### WHAT YOU SHOULD DO
A bare number is the only acceptable answer: how many lines of these entries include "mappingJarFile"?

### MATERIAL FOR THIS TASK
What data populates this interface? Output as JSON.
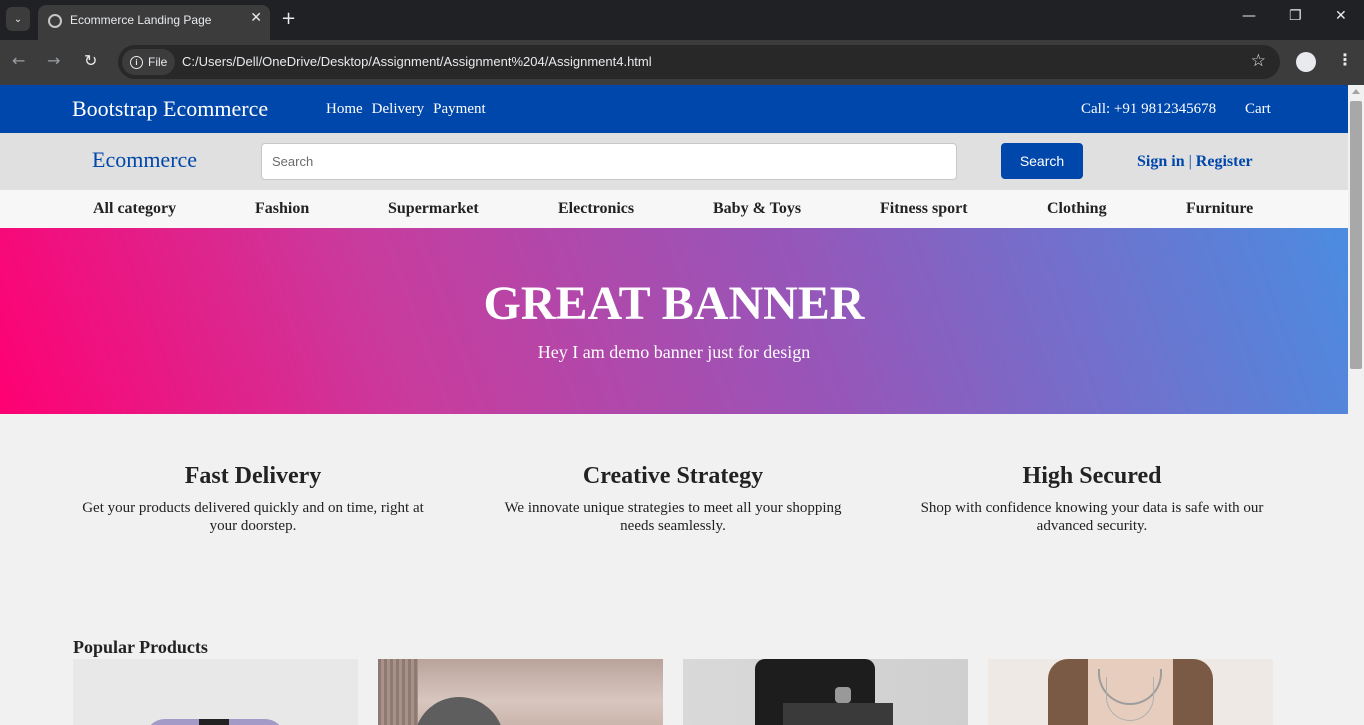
{
  "browser": {
    "tab_title": "Ecommerce Landing Page",
    "address_chip": "File",
    "url": "C:/Users/Dell/OneDrive/Desktop/Assignment/Assignment%204/Assignment4.html"
  },
  "topbar": {
    "brand": "Bootstrap Ecommerce",
    "nav": [
      "Home",
      "Delivery",
      "Payment"
    ],
    "call": "Call: +91 9812345678",
    "cart": "Cart"
  },
  "searchbar": {
    "logo": "Ecommerce",
    "placeholder": "Search",
    "button": "Search",
    "sign_in": "Sign in",
    "separator": "|",
    "register": "Register"
  },
  "categories": [
    "All category",
    "Fashion",
    "Supermarket",
    "Electronics",
    "Baby & Toys",
    "Fitness sport",
    "Clothing",
    "Furniture"
  ],
  "banner": {
    "title": "GREAT BANNER",
    "subtitle": "Hey I am demo banner just for design",
    "colors": [
      "#ff0072",
      "#c83c9e",
      "#9656b9",
      "#4b8ce0"
    ]
  },
  "features": [
    {
      "title": "Fast Delivery",
      "text": "Get your products delivered quickly and on time, right at your doorstep."
    },
    {
      "title": "Creative Strategy",
      "text": "We innovate unique strategies to meet all your shopping needs seamlessly."
    },
    {
      "title": "High Secured",
      "text": "Shop with confidence knowing your data is safe with our advanced security."
    }
  ],
  "products": {
    "title": "Popular Products"
  },
  "colors": {
    "primary": "#0047ab"
  }
}
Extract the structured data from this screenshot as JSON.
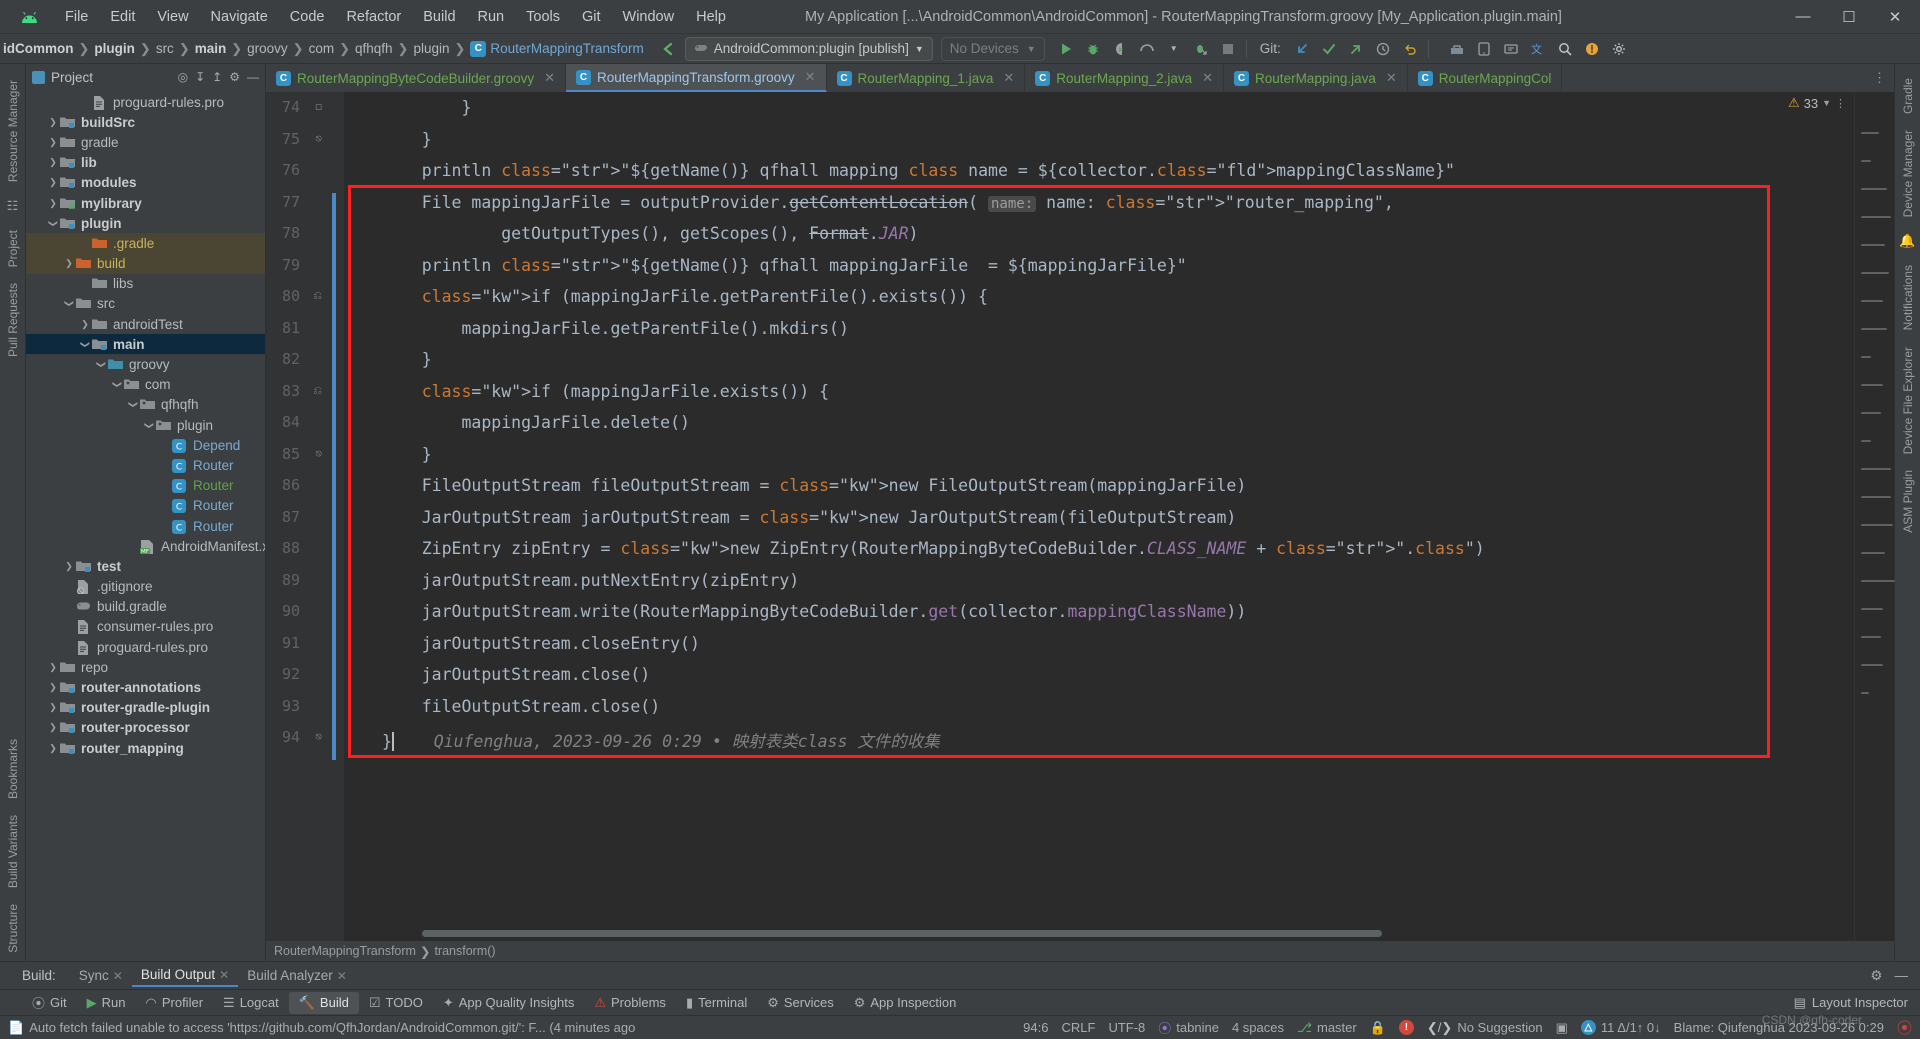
{
  "window": {
    "title": "My Application [...\\AndroidCommon\\AndroidCommon] - RouterMappingTransform.groovy [My_Application.plugin.main]",
    "logo_icon": "android-logo-icon",
    "minimize_icon": "minimize-icon",
    "maximize_icon": "maximize-icon",
    "close_icon": "close-icon"
  },
  "menu": [
    {
      "label": "File"
    },
    {
      "label": "Edit"
    },
    {
      "label": "View"
    },
    {
      "label": "Navigate"
    },
    {
      "label": "Code"
    },
    {
      "label": "Refactor"
    },
    {
      "label": "Build"
    },
    {
      "label": "Run"
    },
    {
      "label": "Tools"
    },
    {
      "label": "Git"
    },
    {
      "label": "Window"
    },
    {
      "label": "Help"
    }
  ],
  "navbar": {
    "breadcrumbs": [
      {
        "label": "idCommon",
        "style": "bold"
      },
      {
        "label": "plugin",
        "style": "bold"
      },
      {
        "label": "src",
        "style": "normal"
      },
      {
        "label": "main",
        "style": "bold"
      },
      {
        "label": "groovy",
        "style": "normal"
      },
      {
        "label": "com",
        "style": "normal"
      },
      {
        "label": "qfhqfh",
        "style": "normal"
      },
      {
        "label": "plugin",
        "style": "normal"
      },
      {
        "label": "RouterMappingTransform",
        "style": "link",
        "icon": "class-icon"
      }
    ],
    "run_config": "AndroidCommon:plugin [publish]",
    "run_config_icon": "gradle-elephant-icon",
    "devices": "No Devices",
    "git_label": "Git:",
    "icons": [
      "run-icon",
      "debug-icon",
      "coverage-icon",
      "profiler-icon",
      "dropdown-icon",
      "attach-debugger-icon",
      "stop-icon",
      "git-update-icon",
      "git-commit-icon",
      "git-push-icon",
      "history-icon",
      "undo-icon",
      "build-icon",
      "avd-manager-icon",
      "sdk-manager-icon",
      "translate-icon",
      "search-icon",
      "notifications-icon",
      "settings-icon"
    ]
  },
  "left_strip": {
    "items": [
      "Resource Manager",
      "Project",
      "Pull Requests"
    ],
    "bottom_items": [
      "Bookmarks",
      "Build Variants",
      "Structure"
    ]
  },
  "right_strip": {
    "items": [
      "Gradle",
      "Device Manager",
      "Notifications",
      "Device File Explorer",
      "ASM Plugin"
    ]
  },
  "project_panel": {
    "title": "Project",
    "header_icons": [
      "locate-icon",
      "collapse-all-icon",
      "expand-all-icon",
      "settings-icon",
      "hide-icon"
    ],
    "tree": [
      {
        "label": "proguard-rules.pro",
        "depth": 3,
        "arrow": "",
        "icon": "file-pro-icon",
        "style": "normal"
      },
      {
        "label": "buildSrc",
        "depth": 1,
        "arrow": "collapsed",
        "icon": "module-folder-icon",
        "style": "bold"
      },
      {
        "label": "gradle",
        "depth": 1,
        "arrow": "collapsed",
        "icon": "folder-icon",
        "style": "normal"
      },
      {
        "label": "lib",
        "depth": 1,
        "arrow": "collapsed",
        "icon": "module-folder-icon",
        "style": "bold"
      },
      {
        "label": "modules",
        "depth": 1,
        "arrow": "collapsed",
        "icon": "module-folder-icon",
        "style": "bold"
      },
      {
        "label": "mylibrary",
        "depth": 1,
        "arrow": "collapsed",
        "icon": "library-folder-icon",
        "style": "bold"
      },
      {
        "label": "plugin",
        "depth": 1,
        "arrow": "expanded",
        "icon": "module-folder-icon",
        "style": "bold"
      },
      {
        "label": ".gradle",
        "depth": 3,
        "arrow": "",
        "icon": "excluded-folder-icon",
        "style": "orange",
        "row": "highlight"
      },
      {
        "label": "build",
        "depth": 2,
        "arrow": "collapsed",
        "icon": "excluded-folder-icon",
        "style": "orange",
        "row": "highlight"
      },
      {
        "label": "libs",
        "depth": 3,
        "arrow": "",
        "icon": "folder-icon",
        "style": "normal"
      },
      {
        "label": "src",
        "depth": 2,
        "arrow": "expanded",
        "icon": "folder-icon",
        "style": "normal"
      },
      {
        "label": "androidTest",
        "depth": 3,
        "arrow": "collapsed",
        "icon": "folder-icon",
        "style": "normal"
      },
      {
        "label": "main",
        "depth": 3,
        "arrow": "expanded",
        "icon": "module-folder-icon",
        "style": "bold",
        "row": "selected"
      },
      {
        "label": "groovy",
        "depth": 4,
        "arrow": "expanded",
        "icon": "source-folder-icon",
        "style": "normal"
      },
      {
        "label": "com",
        "depth": 5,
        "arrow": "expanded",
        "icon": "package-icon",
        "style": "normal"
      },
      {
        "label": "qfhqfh",
        "depth": 6,
        "arrow": "expanded",
        "icon": "package-icon",
        "style": "normal"
      },
      {
        "label": "plugin",
        "depth": 7,
        "arrow": "expanded",
        "icon": "package-icon",
        "style": "normal"
      },
      {
        "label": "Depend",
        "depth": 8,
        "arrow": "",
        "icon": "class-icon",
        "style": "blue"
      },
      {
        "label": "Router",
        "depth": 8,
        "arrow": "",
        "icon": "class-icon",
        "style": "blue"
      },
      {
        "label": "Router",
        "depth": 8,
        "arrow": "",
        "icon": "class-icon",
        "style": "green"
      },
      {
        "label": "Router",
        "depth": 8,
        "arrow": "",
        "icon": "class-icon",
        "style": "blue"
      },
      {
        "label": "Router",
        "depth": 8,
        "arrow": "",
        "icon": "class-icon",
        "style": "blue"
      },
      {
        "label": "AndroidManifest.xm",
        "depth": 6,
        "arrow": "",
        "icon": "manifest-icon",
        "style": "normal"
      },
      {
        "label": "test",
        "depth": 2,
        "arrow": "collapsed",
        "icon": "module-folder-icon",
        "style": "bold"
      },
      {
        "label": ".gitignore",
        "depth": 2,
        "arrow": "",
        "icon": "gitignore-icon",
        "style": "normal"
      },
      {
        "label": "build.gradle",
        "depth": 2,
        "arrow": "",
        "icon": "gradle-elephant-icon",
        "style": "normal"
      },
      {
        "label": "consumer-rules.pro",
        "depth": 2,
        "arrow": "",
        "icon": "file-pro-icon",
        "style": "normal"
      },
      {
        "label": "proguard-rules.pro",
        "depth": 2,
        "arrow": "",
        "icon": "file-pro-icon",
        "style": "normal"
      },
      {
        "label": "repo",
        "depth": 1,
        "arrow": "collapsed",
        "icon": "folder-icon",
        "style": "normal"
      },
      {
        "label": "router-annotations",
        "depth": 1,
        "arrow": "collapsed",
        "icon": "module-folder-icon",
        "style": "bold"
      },
      {
        "label": "router-gradle-plugin",
        "depth": 1,
        "arrow": "collapsed",
        "icon": "module-folder-icon",
        "style": "bold"
      },
      {
        "label": "router-processor",
        "depth": 1,
        "arrow": "collapsed",
        "icon": "module-folder-icon",
        "style": "bold"
      },
      {
        "label": "router_mapping",
        "depth": 1,
        "arrow": "collapsed",
        "icon": "module-folder-icon",
        "style": "bold"
      }
    ]
  },
  "editor": {
    "tabs": [
      {
        "label": "RouterMappingByteCodeBuilder.groovy",
        "active": false,
        "icon": "class-icon"
      },
      {
        "label": "RouterMappingTransform.groovy",
        "active": true,
        "icon": "class-icon"
      },
      {
        "label": "RouterMapping_1.java",
        "active": false,
        "icon": "class-icon"
      },
      {
        "label": "RouterMapping_2.java",
        "active": false,
        "icon": "class-icon"
      },
      {
        "label": "RouterMapping.java",
        "active": false,
        "icon": "class-icon"
      },
      {
        "label": "RouterMappingCol",
        "active": false,
        "icon": "class-icon"
      }
    ],
    "warning_count": "33",
    "warning_icon": "warning-triangle-icon",
    "first_line_number": 74,
    "lines": [
      {
        "num": 74,
        "fold": "minus"
      },
      {
        "num": 75,
        "fold": "end"
      },
      {
        "num": 76,
        "fold": ""
      },
      {
        "num": 77,
        "fold": ""
      },
      {
        "num": 78,
        "fold": ""
      },
      {
        "num": 79,
        "fold": ""
      },
      {
        "num": 80,
        "fold": "start"
      },
      {
        "num": 81,
        "fold": ""
      },
      {
        "num": 82,
        "fold": ""
      },
      {
        "num": 83,
        "fold": "start"
      },
      {
        "num": 84,
        "fold": ""
      },
      {
        "num": 85,
        "fold": "end"
      },
      {
        "num": 86,
        "fold": ""
      },
      {
        "num": 87,
        "fold": ""
      },
      {
        "num": 88,
        "fold": ""
      },
      {
        "num": 89,
        "fold": ""
      },
      {
        "num": 90,
        "fold": ""
      },
      {
        "num": 91,
        "fold": ""
      },
      {
        "num": 92,
        "fold": ""
      },
      {
        "num": 93,
        "fold": ""
      },
      {
        "num": 94,
        "fold": "end"
      }
    ],
    "code_text": [
      "        }",
      "    }",
      "    println \"${getName()} qfhall mapping class name = ${collector.mappingClassName}\"",
      "    File mappingJarFile = outputProvider.getContentLocation( name: \"router_mapping\",",
      "            getOutputTypes(), getScopes(), Format.JAR)",
      "    println \"${getName()} qfhall mappingJarFile  = ${mappingJarFile}\"",
      "    if (mappingJarFile.getParentFile().exists()) {",
      "        mappingJarFile.getParentFile().mkdirs()",
      "    }",
      "    if (mappingJarFile.exists()) {",
      "        mappingJarFile.delete()",
      "    }",
      "    FileOutputStream fileOutputStream = new FileOutputStream(mappingJarFile)",
      "    JarOutputStream jarOutputStream = new JarOutputStream(fileOutputStream)",
      "    ZipEntry zipEntry = new ZipEntry(RouterMappingByteCodeBuilder.CLASS_NAME + \".class\")",
      "    jarOutputStream.putNextEntry(zipEntry)",
      "    jarOutputStream.write(RouterMappingByteCodeBuilder.get(collector.mappingClassName))",
      "    jarOutputStream.closeEntry()",
      "    jarOutputStream.close()",
      "    fileOutputStream.close()",
      "}"
    ],
    "inline_comment": "Qiufenghua, 2023-09-26 0:29 • 映射表类class 文件的收集",
    "param_hint": "name:",
    "annotation_color": "#ff1f1f",
    "bottom_breadcrumb": [
      "RouterMappingTransform",
      "transform()"
    ]
  },
  "build_panel": {
    "title": "Build:",
    "tabs": [
      {
        "label": "Sync",
        "active": false
      },
      {
        "label": "Build Output",
        "active": true
      },
      {
        "label": "Build Analyzer",
        "active": false
      }
    ],
    "right_icons": [
      "settings-icon",
      "minimize-icon"
    ]
  },
  "bottom_tabs": [
    {
      "label": "Git",
      "icon": "git-icon",
      "active": false
    },
    {
      "label": "Run",
      "icon": "run-icon",
      "active": false
    },
    {
      "label": "Profiler",
      "icon": "profiler-icon",
      "active": false
    },
    {
      "label": "Logcat",
      "icon": "logcat-icon",
      "active": false
    },
    {
      "label": "Build",
      "icon": "build-hammer-icon",
      "active": true
    },
    {
      "label": "TODO",
      "icon": "todo-icon",
      "active": false
    },
    {
      "label": "App Quality Insights",
      "icon": "insights-icon",
      "active": false
    },
    {
      "label": "Problems",
      "icon": "problems-icon",
      "active": false
    },
    {
      "label": "Terminal",
      "icon": "terminal-icon",
      "active": false
    },
    {
      "label": "Services",
      "icon": "services-icon",
      "active": false
    },
    {
      "label": "App Inspection",
      "icon": "inspection-icon",
      "active": false
    }
  ],
  "bottom_right": {
    "label": "Layout Inspector",
    "icon": "layout-inspector-icon"
  },
  "statusbar": {
    "message": "Auto fetch failed unable to access 'https://github.com/QfhJordan/AndroidCommon.git/': F... (4 minutes ago",
    "message_icon": "info-icon",
    "caret_position": "94:6",
    "line_separator": "CRLF",
    "encoding": "UTF-8",
    "tabnine": "tabnine",
    "indent": "4 spaces",
    "branch": "master",
    "branch_icon": "git-branch-icon",
    "lock_icon": "lock-icon",
    "error_badge": "!",
    "suggestion": "No Suggestion",
    "suggestion_icon": "code-suggestion-icon",
    "inspection_icon": "inspection-badge-icon",
    "diff_icon": "diff-triangle-icon",
    "diff_counts": "11 Δ/1↑ 0↓",
    "blame": "Blame: Qiufenghua 2023-09-26 0:29",
    "watermark": "CSDN @qfh-coder"
  },
  "colors": {
    "accent": "#4a88c7",
    "annotation": "#ff1f1f",
    "panel_bg": "#3c3f41",
    "editor_bg": "#2b2b2b",
    "gutter_bg": "#313335",
    "selection": "#0d293e",
    "highlight": "#4b4634",
    "string": "#6a8759",
    "keyword": "#cc7832",
    "field": "#9876aa",
    "text": "#a9b7c6"
  }
}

### EXERCISE SOLUTION
7